**Aim of the exercise**: Return, from the listing that follows, each line containing the word "value".

**Data under study**:
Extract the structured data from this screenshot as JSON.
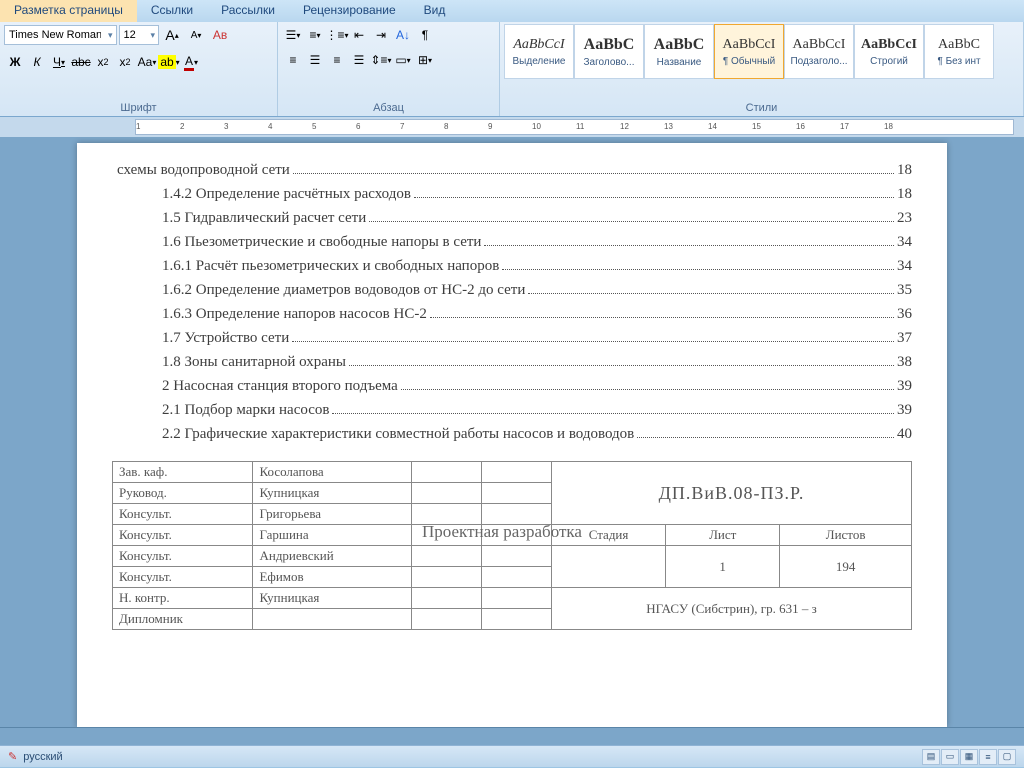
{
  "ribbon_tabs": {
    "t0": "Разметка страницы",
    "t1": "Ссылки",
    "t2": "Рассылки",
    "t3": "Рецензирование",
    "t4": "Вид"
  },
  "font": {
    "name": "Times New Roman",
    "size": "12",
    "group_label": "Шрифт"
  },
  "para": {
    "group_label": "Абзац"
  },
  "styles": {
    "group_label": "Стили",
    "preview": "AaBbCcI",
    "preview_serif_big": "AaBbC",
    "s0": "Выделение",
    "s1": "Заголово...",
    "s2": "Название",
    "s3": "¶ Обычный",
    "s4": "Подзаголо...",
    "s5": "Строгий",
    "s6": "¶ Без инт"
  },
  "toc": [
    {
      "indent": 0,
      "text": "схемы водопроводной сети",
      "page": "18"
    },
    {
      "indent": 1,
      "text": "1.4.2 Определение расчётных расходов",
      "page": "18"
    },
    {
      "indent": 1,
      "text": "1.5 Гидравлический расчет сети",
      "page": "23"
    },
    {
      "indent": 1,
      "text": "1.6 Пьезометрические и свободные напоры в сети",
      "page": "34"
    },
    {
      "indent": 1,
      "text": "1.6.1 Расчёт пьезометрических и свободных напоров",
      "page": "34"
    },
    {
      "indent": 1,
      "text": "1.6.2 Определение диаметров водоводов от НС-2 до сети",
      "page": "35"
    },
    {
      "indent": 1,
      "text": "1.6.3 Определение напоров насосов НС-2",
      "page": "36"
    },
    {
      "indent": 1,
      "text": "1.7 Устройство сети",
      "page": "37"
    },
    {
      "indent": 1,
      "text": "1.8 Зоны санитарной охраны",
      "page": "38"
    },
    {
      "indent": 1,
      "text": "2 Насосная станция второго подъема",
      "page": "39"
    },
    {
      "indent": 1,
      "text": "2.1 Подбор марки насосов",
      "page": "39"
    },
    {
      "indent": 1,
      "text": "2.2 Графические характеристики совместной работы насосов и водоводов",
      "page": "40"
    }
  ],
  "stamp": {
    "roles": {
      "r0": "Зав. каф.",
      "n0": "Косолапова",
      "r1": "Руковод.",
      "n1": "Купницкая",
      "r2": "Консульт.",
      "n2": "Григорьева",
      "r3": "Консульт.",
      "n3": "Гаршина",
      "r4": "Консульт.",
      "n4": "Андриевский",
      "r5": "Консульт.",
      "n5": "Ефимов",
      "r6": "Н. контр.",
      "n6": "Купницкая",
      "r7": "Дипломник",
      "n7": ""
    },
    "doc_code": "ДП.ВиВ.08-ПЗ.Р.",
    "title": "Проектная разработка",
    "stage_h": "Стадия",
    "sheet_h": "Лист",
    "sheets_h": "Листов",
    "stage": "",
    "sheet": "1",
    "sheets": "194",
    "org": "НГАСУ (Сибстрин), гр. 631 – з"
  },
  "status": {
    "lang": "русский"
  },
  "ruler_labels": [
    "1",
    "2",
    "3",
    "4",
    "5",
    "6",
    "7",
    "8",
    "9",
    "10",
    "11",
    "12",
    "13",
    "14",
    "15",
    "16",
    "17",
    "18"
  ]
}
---
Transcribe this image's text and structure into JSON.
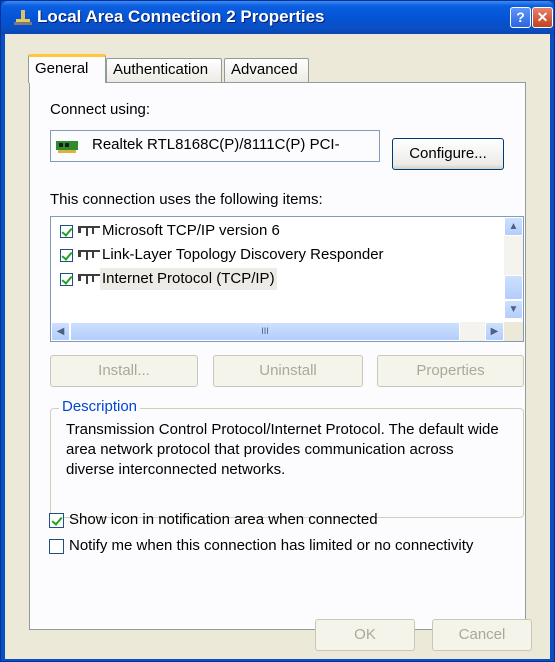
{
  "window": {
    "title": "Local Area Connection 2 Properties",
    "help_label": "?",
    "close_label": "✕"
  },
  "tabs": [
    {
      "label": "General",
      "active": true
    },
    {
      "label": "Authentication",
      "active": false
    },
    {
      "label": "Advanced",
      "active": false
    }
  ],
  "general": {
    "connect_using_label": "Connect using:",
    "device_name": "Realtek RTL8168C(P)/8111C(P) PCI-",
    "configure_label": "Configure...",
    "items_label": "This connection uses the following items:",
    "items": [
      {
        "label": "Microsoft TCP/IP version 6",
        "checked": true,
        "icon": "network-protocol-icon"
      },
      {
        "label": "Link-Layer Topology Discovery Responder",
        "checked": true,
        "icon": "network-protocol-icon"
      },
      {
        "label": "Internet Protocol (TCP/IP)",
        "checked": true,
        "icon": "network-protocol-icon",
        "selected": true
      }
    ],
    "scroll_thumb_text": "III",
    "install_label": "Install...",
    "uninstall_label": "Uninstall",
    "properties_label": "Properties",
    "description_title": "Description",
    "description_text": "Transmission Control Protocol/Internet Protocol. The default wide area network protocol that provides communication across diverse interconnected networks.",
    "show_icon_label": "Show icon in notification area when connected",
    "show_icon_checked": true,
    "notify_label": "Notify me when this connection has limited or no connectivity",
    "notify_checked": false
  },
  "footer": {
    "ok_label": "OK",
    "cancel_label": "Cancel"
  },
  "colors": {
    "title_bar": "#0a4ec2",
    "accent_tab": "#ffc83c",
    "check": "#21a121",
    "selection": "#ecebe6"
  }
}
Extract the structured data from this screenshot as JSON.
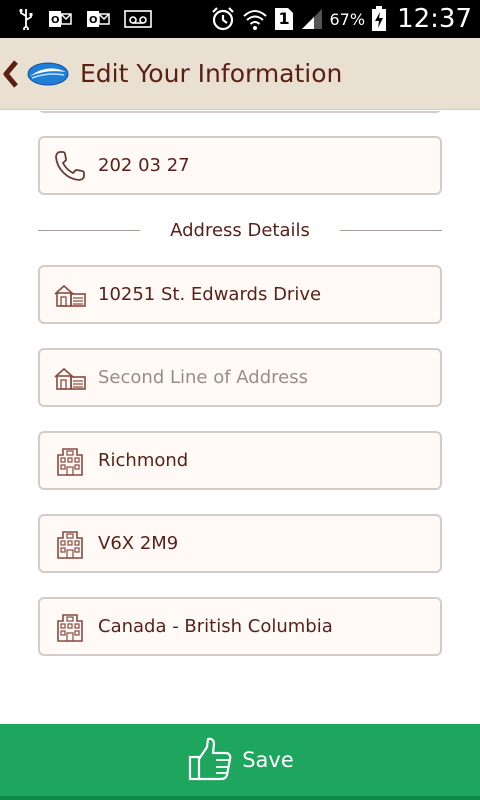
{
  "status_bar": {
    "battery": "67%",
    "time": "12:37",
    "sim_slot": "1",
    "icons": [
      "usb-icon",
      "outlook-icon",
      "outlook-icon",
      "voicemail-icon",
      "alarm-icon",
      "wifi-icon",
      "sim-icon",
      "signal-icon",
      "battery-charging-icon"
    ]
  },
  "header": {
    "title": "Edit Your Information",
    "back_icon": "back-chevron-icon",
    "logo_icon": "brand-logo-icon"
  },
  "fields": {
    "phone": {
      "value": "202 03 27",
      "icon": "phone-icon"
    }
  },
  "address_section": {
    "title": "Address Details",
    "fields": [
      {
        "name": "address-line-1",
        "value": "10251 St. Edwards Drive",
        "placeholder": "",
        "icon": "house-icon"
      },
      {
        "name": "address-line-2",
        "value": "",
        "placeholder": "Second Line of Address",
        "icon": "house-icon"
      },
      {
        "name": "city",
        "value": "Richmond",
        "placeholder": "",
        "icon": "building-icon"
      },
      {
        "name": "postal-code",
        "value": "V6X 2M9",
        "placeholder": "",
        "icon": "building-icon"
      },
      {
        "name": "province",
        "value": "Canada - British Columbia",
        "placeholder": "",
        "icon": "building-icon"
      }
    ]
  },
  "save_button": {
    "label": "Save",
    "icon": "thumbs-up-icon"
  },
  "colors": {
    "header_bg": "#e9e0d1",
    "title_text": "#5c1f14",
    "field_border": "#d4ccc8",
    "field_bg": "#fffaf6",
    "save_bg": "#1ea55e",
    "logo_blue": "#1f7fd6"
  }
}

**Reply to the exercise**:
      "value": "202 03 27",
        "value": "10251 St. Edwards Drive",
        "value": "",
        "value": "Richmond",
        "value": "V6X 2M9",
        "value": "Canada - British Columbia",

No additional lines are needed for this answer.